Dubbed the Organic Cotton Sustainability Assessment Tool (OC-SAT), the mechanism is part of TE’s ongoing effort to chart tangible data on organic cotton cultivation.
Using facts and figures acquired between 2011 and 2013 during a PE International analysis of the global market, the user-friendly OC-SAT offers up-to-date insight into the sustainability status of 66,980 farmers, 82,016 hectares of land and 41,882 metric tons of organic fiber, certified to one or more of the internationally accepted organic agricultural standards.
TE has released a Phase One report that covers key findings of OC-SAT with data from Benin, Burkina Faso, China, India, Mali, Senegal, Tanzania and Turkey, while Phase Two will explore Latin America, the U.S., Egypt and Central Asia.
Developed in line with the work of the Committee on Sustainability Assessment (COSA) and the Food and Agriculture Organization (FAO) of the United Nations, as well as other associations that have spearheaded the science of broader sustainability assessment, the tool builds on TE’s recently published Life Cycle Assessment (LCA) which found that organic cotton production shows a significant cut in global warming potential, soil erosion, water use and energy demand.
“It is only with assessment tools that are simultaneously very practical and science-based that we can sufficiently understand the social, economic and environmental impacts of cotton production,” said COSA President and Co-Founder Daniel Giovannucci. “If we are committed to improving the overall strategies of sustainability then such an investment is necessary in order to better manage spending, engage all stakeholders and optimize good practices to attain the outcomes that we collectively seek.”
TE Managing Director La Rhea Pepper agreed. “I have been an organic cotton farmer for more than 25 years and I’ve seen many positive impacts of what we do—using water wisely, increased bio-diversity and building life in the soil and community.
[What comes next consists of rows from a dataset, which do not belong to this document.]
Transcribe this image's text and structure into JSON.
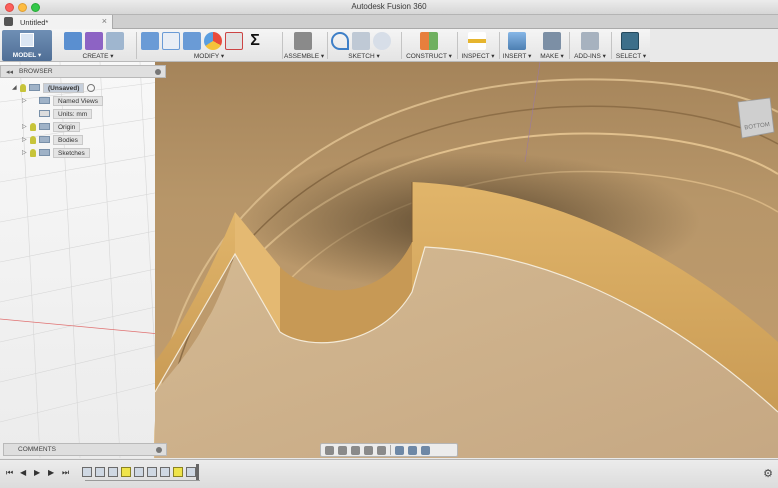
{
  "window": {
    "title": "Autodesk Fusion 360"
  },
  "tab": {
    "name": "Untitled*",
    "close": "×"
  },
  "workspace": {
    "label": "MODEL ▾"
  },
  "toolbar_groups": [
    {
      "label": "CREATE ▾"
    },
    {
      "label": "MODIFY ▾"
    },
    {
      "label": "ASSEMBLE ▾"
    },
    {
      "label": "SKETCH ▾"
    },
    {
      "label": "CONSTRUCT ▾"
    },
    {
      "label": "INSPECT ▾"
    },
    {
      "label": "INSERT ▾"
    },
    {
      "label": "MAKE ▾"
    },
    {
      "label": "ADD-INS ▾"
    },
    {
      "label": "SELECT ▾"
    }
  ],
  "toolbar_glyphs": {
    "sigma": "Σ"
  },
  "browser": {
    "title": "BROWSER",
    "collapse": "◂◂",
    "root": "(Unsaved)",
    "items": [
      {
        "label": "Named Views"
      },
      {
        "label": "Units: mm"
      },
      {
        "label": "Origin"
      },
      {
        "label": "Bodies"
      },
      {
        "label": "Sketches"
      }
    ],
    "tri_open": "◢",
    "tri_closed": "▷"
  },
  "viewcube": {
    "face": "BOTTOM"
  },
  "comments": {
    "title": "COMMENTS"
  },
  "timeline": {
    "first": "⏮",
    "prev": "◀",
    "play": "▶",
    "next": "▶",
    "last": "⏭",
    "settings": "⚙"
  },
  "colors": {
    "ws_accent": "#4f6e96",
    "surface": "#c8a87f",
    "wall": "#d8ad60",
    "highlight_feature": "#efe44a",
    "select_active": "#3d6f8a"
  }
}
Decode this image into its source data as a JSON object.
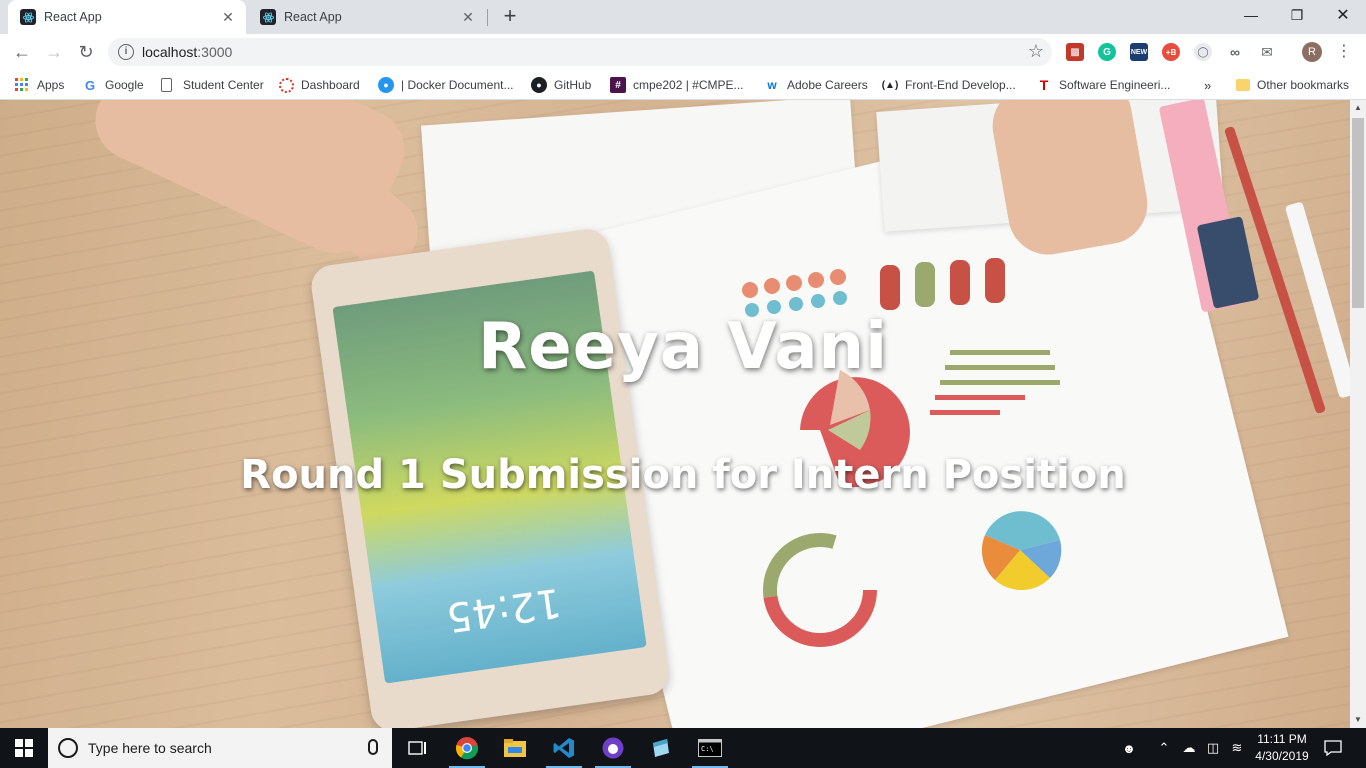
{
  "browser": {
    "tabs": [
      {
        "title": "React App",
        "active": true
      },
      {
        "title": "React App",
        "active": false
      }
    ],
    "new_tab_label": "+",
    "url_host": "localhost",
    "url_port": ":3000",
    "bookmarks": [
      {
        "label": "Apps",
        "icon": "apps-grid-icon"
      },
      {
        "label": "Google",
        "icon": "google-icon"
      },
      {
        "label": "Student Center",
        "icon": "page-icon"
      },
      {
        "label": "Dashboard",
        "icon": "dashboard-icon"
      },
      {
        "label": "| Docker Document...",
        "icon": "docker-icon"
      },
      {
        "label": "GitHub",
        "icon": "github-icon"
      },
      {
        "label": "cmpe202 | #CMPE...",
        "icon": "slack-icon"
      },
      {
        "label": "Adobe Careers",
        "icon": "workday-icon"
      },
      {
        "label": "Front-End Develop...",
        "icon": "freecodecamp-icon"
      },
      {
        "label": "Software Engineeri...",
        "icon": "tesla-icon"
      },
      {
        "label": "Other bookmarks",
        "icon": "folder-icon"
      }
    ],
    "bookmarks_overflow": "»",
    "profile_initial": "R"
  },
  "hero": {
    "title": "Reeya Vani",
    "subtitle": "Round 1 Submission for Intern Position"
  },
  "tablet_clock": "12:45",
  "taskbar": {
    "search_placeholder": "Type here to search",
    "time": "11:11 PM",
    "date": "4/30/2019"
  },
  "colors": {
    "tabstrip": "#dee1e6",
    "taskbar": "#101318",
    "accent_blue": "#0078d7"
  }
}
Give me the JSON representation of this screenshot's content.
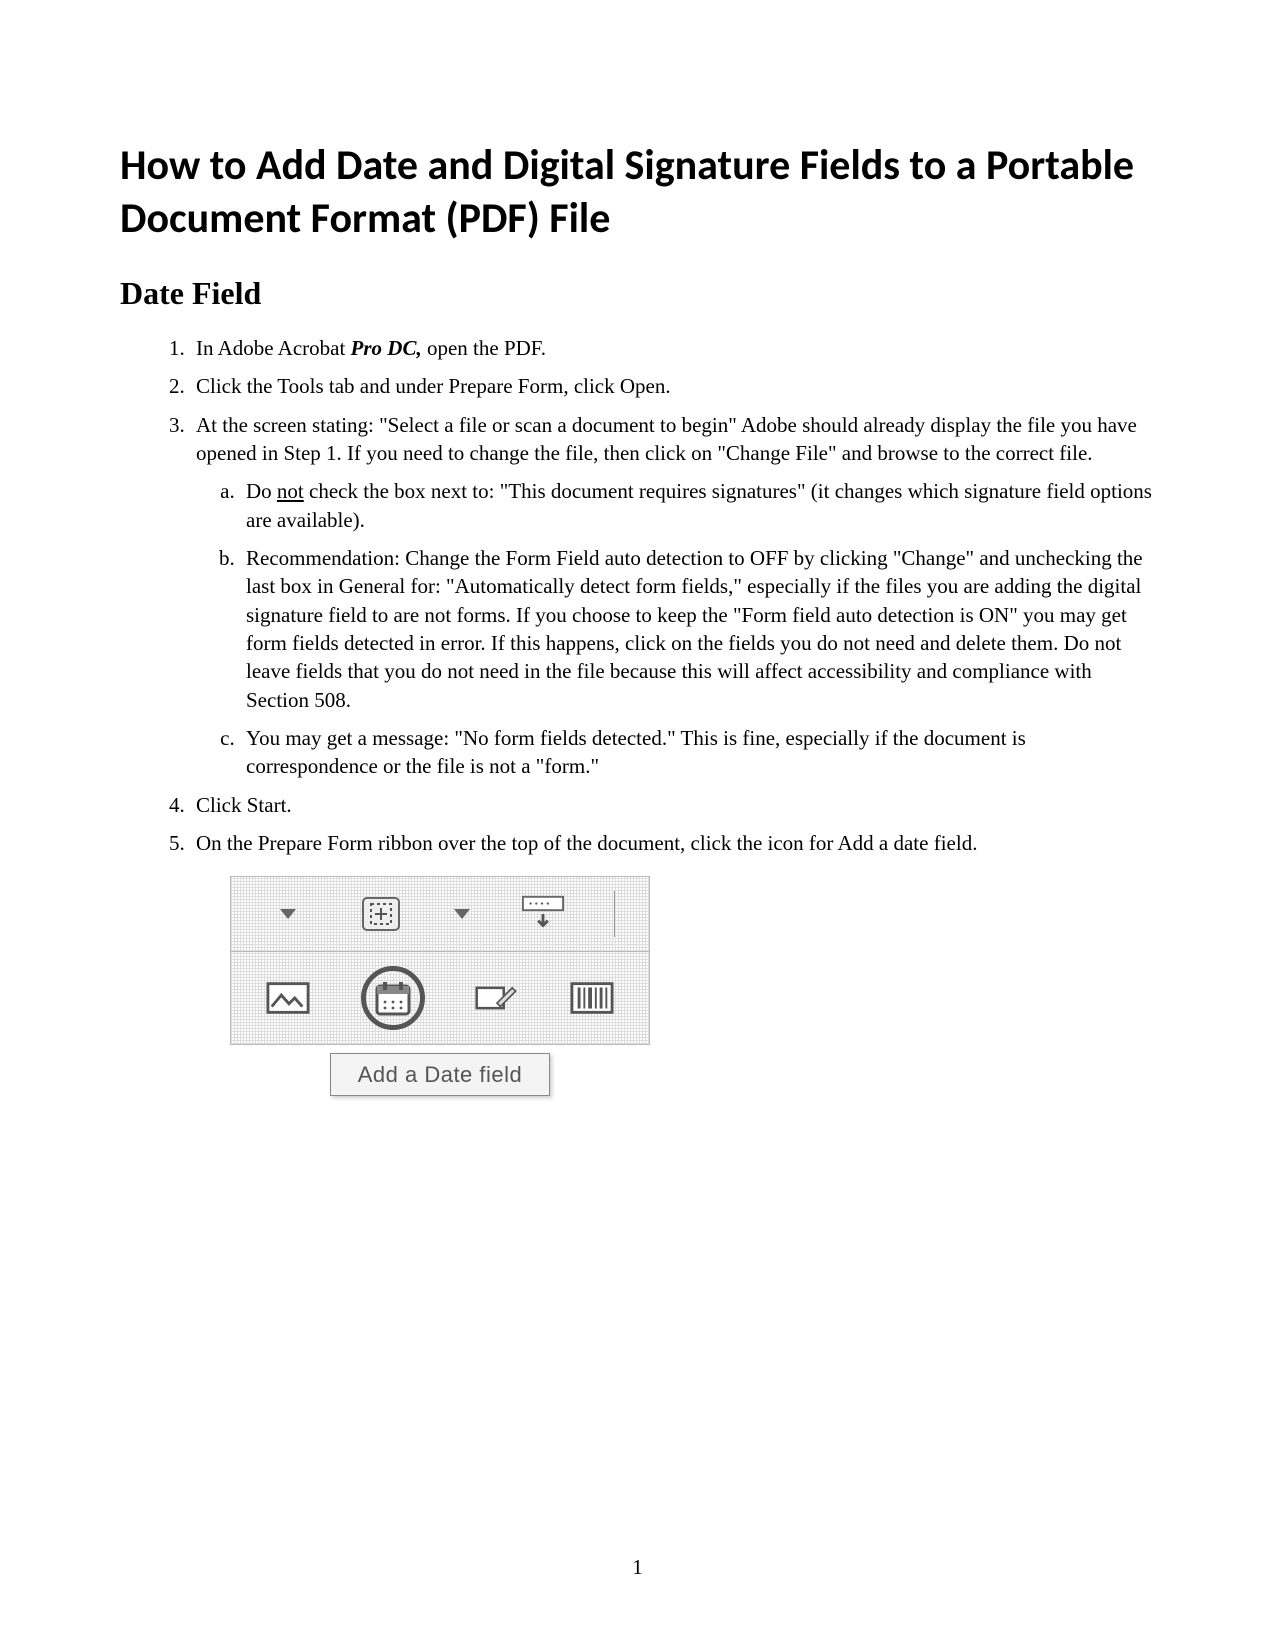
{
  "title": "How to Add Date and Digital Signature Fields to a Portable Document Format (PDF) File",
  "section_heading": "Date Field",
  "steps": {
    "s1_pre": "In Adobe Acrobat ",
    "s1_bold": "Pro DC,",
    "s1_post": " open the PDF.",
    "s2": "Click the Tools tab and under Prepare Form, click Open.",
    "s3": "At the screen stating: \"Select a file or scan a document to begin\" Adobe should already display the file you have opened in Step 1.  If you need to change the file, then click on \"Change File\" and browse to the correct file.",
    "s3a_pre": "Do ",
    "s3a_underline": "not",
    "s3a_post": " check the box next to: \"This document requires signatures\" (it changes which signature field options are available).",
    "s3b": "Recommendation:  Change the Form Field auto detection to OFF by clicking \"Change\" and unchecking the last box in General for: \"Automatically detect form fields,\" especially if the files you are adding the digital signature field to are not forms.  If you choose to keep the \"Form field auto detection is ON\" you may get form fields detected in error.  If this happens, click on the fields you do not need and delete them.  Do not leave fields that you do not need in the file because this will affect accessibility and compliance with Section 508.",
    "s3c": "You may get a message: \"No form fields detected.\"  This is fine, especially if the document is correspondence or the file is not a \"form.\"",
    "s4": "Click Start.",
    "s5": "On the Prepare Form ribbon over the top of the document, click the icon for Add a date field."
  },
  "tooltip": "Add a Date field",
  "page_number": "1"
}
We are most successful when we work together to harness the power of collective knowledge,” she said.
TE will hold an interactive webinar on Apr. 22 to review the tool. For more information or to register, check out textileexchange.org.